We read this parsha before Rosh Hashanah, and the Zohar says that the reason we do so is because this first verse alludes to the judgment day of Rosh Hashanah. On that day, all Israel without exception is called upon to stand before Hashem: The heads of the tribes, the elders, the officers, etc. Even the most simple among the people, such as the woodchoppers and water carriers (who were really Canaanites that converted at the time of Moses – Rashi) were to stand before Hashem and be judged for their actions. As the Mishnah states, “At Rosh Hashanah all creatures pass before Him like children of Maron, as it says: ‘He fashions their hearts alike; He considers all their deeds’ [Psalms 33:15]” (Rosh Hashanah 16a). The Gemara questions the meaning of the expression “like children of Maron,” and states that it means “like a flock of sheep” (Rosh Hashanah 18a). Rashi explains: “Like sheep that we count in order to take the tenth part, we take them one by one through a narrow passage where they can only pass single file.” From this we learn that each of us is judged in great detail and exactitude, not superficially. “All creatures pass before Him” (Rosh Hashanah 16a), and as the Sages said: “Concerning countries, [judgment] is pronounced on [this day]: Which for war and which for peace, which for famine and which for plenty; and on it creatures are brought to mind, to remember them for life or for death.”
Just how terrifying is the depth of the judgment! It is such that the Holy One, blessed be He, even examines the mitzvot that we performed, such as our Torah study, prayers, etc. In fact during previous generations, the gravity of the month of Elul was felt everywhere, to the point that people said that even the fish in the sea trembled during that month.
One story has it that a certain Tzaddik wrote a letter to his son, and upon receiving it he noticed that his father’s handwriting was not very legible. When he asked his father about it, he replied, “What can I do? During the month of Elul, it’s difficult for me to write because my hand trembles with fear due to the approaching judgment day.”

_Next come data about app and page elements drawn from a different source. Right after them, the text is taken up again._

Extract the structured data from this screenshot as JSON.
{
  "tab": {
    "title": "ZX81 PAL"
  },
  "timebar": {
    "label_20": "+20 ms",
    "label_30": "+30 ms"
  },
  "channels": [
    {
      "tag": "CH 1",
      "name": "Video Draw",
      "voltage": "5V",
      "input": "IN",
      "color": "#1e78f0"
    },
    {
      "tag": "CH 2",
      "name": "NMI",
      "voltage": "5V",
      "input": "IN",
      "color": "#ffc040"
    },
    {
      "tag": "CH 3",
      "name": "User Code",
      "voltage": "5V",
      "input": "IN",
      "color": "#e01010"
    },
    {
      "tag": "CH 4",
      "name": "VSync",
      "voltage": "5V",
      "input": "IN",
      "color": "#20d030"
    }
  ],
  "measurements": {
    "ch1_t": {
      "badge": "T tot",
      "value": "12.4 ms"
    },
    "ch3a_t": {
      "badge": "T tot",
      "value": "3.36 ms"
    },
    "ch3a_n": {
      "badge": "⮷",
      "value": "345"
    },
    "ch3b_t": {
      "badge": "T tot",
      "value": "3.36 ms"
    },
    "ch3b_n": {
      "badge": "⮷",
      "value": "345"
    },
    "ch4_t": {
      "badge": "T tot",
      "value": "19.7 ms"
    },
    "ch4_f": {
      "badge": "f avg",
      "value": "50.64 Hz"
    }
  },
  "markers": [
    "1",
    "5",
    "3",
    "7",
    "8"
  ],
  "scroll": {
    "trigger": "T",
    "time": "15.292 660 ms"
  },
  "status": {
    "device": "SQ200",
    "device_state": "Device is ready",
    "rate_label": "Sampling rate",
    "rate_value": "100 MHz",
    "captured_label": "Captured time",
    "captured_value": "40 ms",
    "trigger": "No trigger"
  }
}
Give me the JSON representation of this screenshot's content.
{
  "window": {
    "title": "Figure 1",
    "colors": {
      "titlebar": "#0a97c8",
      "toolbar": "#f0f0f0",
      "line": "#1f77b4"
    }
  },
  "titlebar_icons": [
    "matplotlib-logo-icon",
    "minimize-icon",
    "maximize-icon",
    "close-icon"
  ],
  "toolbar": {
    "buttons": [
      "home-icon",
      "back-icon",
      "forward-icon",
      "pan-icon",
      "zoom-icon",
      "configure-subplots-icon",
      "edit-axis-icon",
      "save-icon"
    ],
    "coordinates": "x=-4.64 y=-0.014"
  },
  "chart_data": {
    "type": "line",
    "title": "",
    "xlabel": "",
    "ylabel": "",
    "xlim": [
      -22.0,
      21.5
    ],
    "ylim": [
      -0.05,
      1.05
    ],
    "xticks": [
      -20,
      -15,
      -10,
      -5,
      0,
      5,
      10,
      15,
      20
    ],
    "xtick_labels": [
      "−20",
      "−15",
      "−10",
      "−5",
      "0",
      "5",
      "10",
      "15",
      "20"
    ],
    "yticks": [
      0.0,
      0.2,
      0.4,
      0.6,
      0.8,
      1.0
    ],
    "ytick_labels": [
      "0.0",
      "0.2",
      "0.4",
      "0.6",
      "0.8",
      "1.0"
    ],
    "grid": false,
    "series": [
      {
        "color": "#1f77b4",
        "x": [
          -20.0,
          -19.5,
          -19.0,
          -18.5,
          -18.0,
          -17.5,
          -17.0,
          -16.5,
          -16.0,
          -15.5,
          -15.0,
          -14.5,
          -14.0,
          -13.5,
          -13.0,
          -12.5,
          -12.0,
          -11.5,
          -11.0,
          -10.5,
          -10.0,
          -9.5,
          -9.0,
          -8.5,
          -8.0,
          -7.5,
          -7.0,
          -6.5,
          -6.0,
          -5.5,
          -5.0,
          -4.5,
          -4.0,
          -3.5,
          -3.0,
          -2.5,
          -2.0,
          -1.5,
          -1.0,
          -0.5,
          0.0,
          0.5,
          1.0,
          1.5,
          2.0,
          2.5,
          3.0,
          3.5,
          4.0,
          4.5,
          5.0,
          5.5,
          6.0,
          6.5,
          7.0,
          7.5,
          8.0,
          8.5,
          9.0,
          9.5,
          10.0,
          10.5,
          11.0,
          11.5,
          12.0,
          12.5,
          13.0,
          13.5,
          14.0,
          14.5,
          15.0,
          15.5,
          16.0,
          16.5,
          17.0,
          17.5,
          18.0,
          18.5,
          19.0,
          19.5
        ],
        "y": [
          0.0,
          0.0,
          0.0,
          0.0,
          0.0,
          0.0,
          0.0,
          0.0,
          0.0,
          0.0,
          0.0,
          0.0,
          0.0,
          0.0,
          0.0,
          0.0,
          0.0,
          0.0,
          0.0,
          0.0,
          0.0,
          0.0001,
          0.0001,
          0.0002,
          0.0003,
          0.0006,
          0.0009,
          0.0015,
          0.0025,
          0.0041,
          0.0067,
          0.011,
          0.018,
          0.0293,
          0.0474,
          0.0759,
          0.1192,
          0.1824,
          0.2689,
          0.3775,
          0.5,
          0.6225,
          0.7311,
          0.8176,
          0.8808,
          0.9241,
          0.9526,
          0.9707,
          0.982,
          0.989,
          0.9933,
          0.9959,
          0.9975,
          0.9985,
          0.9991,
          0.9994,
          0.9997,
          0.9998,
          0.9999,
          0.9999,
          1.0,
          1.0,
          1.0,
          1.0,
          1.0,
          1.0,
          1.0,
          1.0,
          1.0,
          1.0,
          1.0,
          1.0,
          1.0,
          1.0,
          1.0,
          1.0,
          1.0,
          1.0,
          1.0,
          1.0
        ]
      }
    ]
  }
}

How terrifying it is to think that people could not even write in former times because they so greatly feared the day of judgment, that people felt it in their bones! Those Jews of earlier generations did not seek out the vanities of this world. They knew that their lives hung in the balance; they knew that there was reason to fear because it is at this time that the outcome of the following year is fixed for each of us. Naturally, we all want to merit a life of goodness and health, without troubles or major difficulties. How can we earn this? The Gemara explains in the name of Rabbi Yochanan: “[So] great is the power of repentance that it tears up a man's final sentence” (Rosh Hashanah 17b). In Parsha Nitzavim we read that the Holy One, blessed be He, personally promises that even if a person has committed a hundred sins, each worse than the next, if he repents G-d will show him mercy, accept his repentance, and forgive all his sins (Deuteronomy 30:2-6).
The Rambam writes in his book Hilchot Teshuvah: “How great is repentance! Yesterday the sinner was separated from the G-d of Israel, as it is written: ‘Your iniquities have separated you from your G-d’ [Isaiah 59:2]. Yet today, he is attached to the Divine Presence…he cries out and is immediately answered, as it is written: ‘And it shall come to pass, that before they call, I will answer’ [Isaiah 65:24].” The decision is in our hands, and only the power of repentance can cleanse us of the impurities of our sins.
Since we have only a few days before the coming judgment, let us take advantage of this precious time, a time in which our repentance is accepted and can reach the Throne of Glory. We will thereby merit presenting ourselves on the day of judgment in a state of purity, crowned with our mitzvot and good deeds.